Whether in meeting the needs of private clients or collaborating with brands like Dior Maison, Pierre Yovanovitch likes to create what he calls “beauty marks”—the moments that make something totally unique. The designer’s interest in art is central to his work and life. He is both a collector of art and collaborator with artists, eagerly pursuing the chance to immerse himself in their minds and freedom. His breathtaking Château de Fabrègues has become a playground for site-specific commissions, boasting frescoes by Claire Tabouret (in the estate’s chapel) and Matthieu Cossé. He sees the intersection of contemporary art and design as integral not just to the success of an interior space, but to his practice.
Whitewall visited Yovanovitch at his stunning studio in Paris to learn more about finding that oh-so-charming balance of quality and quirk.
Derrick Adams, Fall 2022 Harmony Issue
“The idea of leisure or happiness, all those things, to me, is political” — Derrick Adams
A bright white fence gleams against the sun on a residential street in Baltimore. Behind its gate is a large white house with a wraparound porch overlooking a green lawn dotted with black-and-white animal spring riders (like you’d see at a playground), a black talk bubble by Hank Willis Thomas, a colorful mural by Zéh Palito, and a white hanging sign that reads: The Last Resort Artist Retreat.
This is the creative getaway dreamed up by Derrick Adams. After purchasing the property a few years ago, he’s spent time renovating the interior and exterior. As the design came together, he realized it was something he needed to share, imagining a space where artists can come to connect, relax, check out, and recharge.
Isaac Julien, Fall 2022 Harmony Issue
“I see the works as being a form of political lyricism” — Isaac Julien
Once Again (Statues Never Die) by Isaac Julien was commissioned by the Barnes Foundation for its centennial and curated by executive director Thom Collins. It looked at the legacy, friendship, and critical dialogue between the collector and philanthropist Dr. Albert C. Barnes and the “Father of the Harlem Renaissance,” Alain Locke. Barnes was an early patron of African objects, material we know at the turn of the 20th century sparked a revolution in the direction of visual art and culture at large.

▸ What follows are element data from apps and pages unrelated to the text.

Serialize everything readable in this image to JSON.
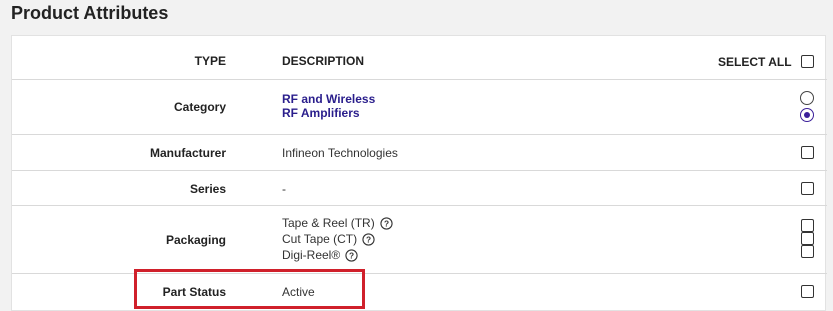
{
  "section": {
    "title": "Product Attributes"
  },
  "table": {
    "headers": {
      "type": "TYPE",
      "description": "DESCRIPTION",
      "select_all": "SELECT ALL"
    },
    "rows": [
      {
        "type": "Category",
        "values": [
          "RF and Wireless",
          "RF Amplifiers"
        ],
        "control": "radio",
        "selected_index": 1
      },
      {
        "type": "Manufacturer",
        "values": [
          "Infineon Technologies"
        ],
        "control": "checkbox",
        "checked": false
      },
      {
        "type": "Series",
        "values": [
          "-"
        ],
        "control": "checkbox",
        "checked": false
      },
      {
        "type": "Packaging",
        "values": [
          "Tape & Reel (TR)",
          "Cut Tape (CT)",
          "Digi-Reel®"
        ],
        "control": "checkbox-each",
        "checked": false
      },
      {
        "type": "Part Status",
        "values": [
          "Active"
        ],
        "control": "checkbox",
        "checked": false
      }
    ]
  },
  "highlight": {
    "color": "#d0202b"
  },
  "icons": {
    "help": "question-circle-icon"
  },
  "colors": {
    "link": "#2a1e8c",
    "radio_selected": "#3b1f9a"
  }
}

Julien’s film aptly uses that quote, alongside words from Locke, songs by Alice Smith, writings by Aimé Césaire, and more to addresse our current conversation around monuments and issues of repatriating historical objects. The newly knighted artist is known for works like Playtime (2013), Ten Thousand Waves (2010), and Looking for Langston (1989). Footage from the latter, set during the 1920s Harlem Renaissance, makes its way into this latest work, as well as its visual language. Whitewall sat down with Julien to hear more about gaining unrestricted access to the Barnes collection and bringing its archives to life.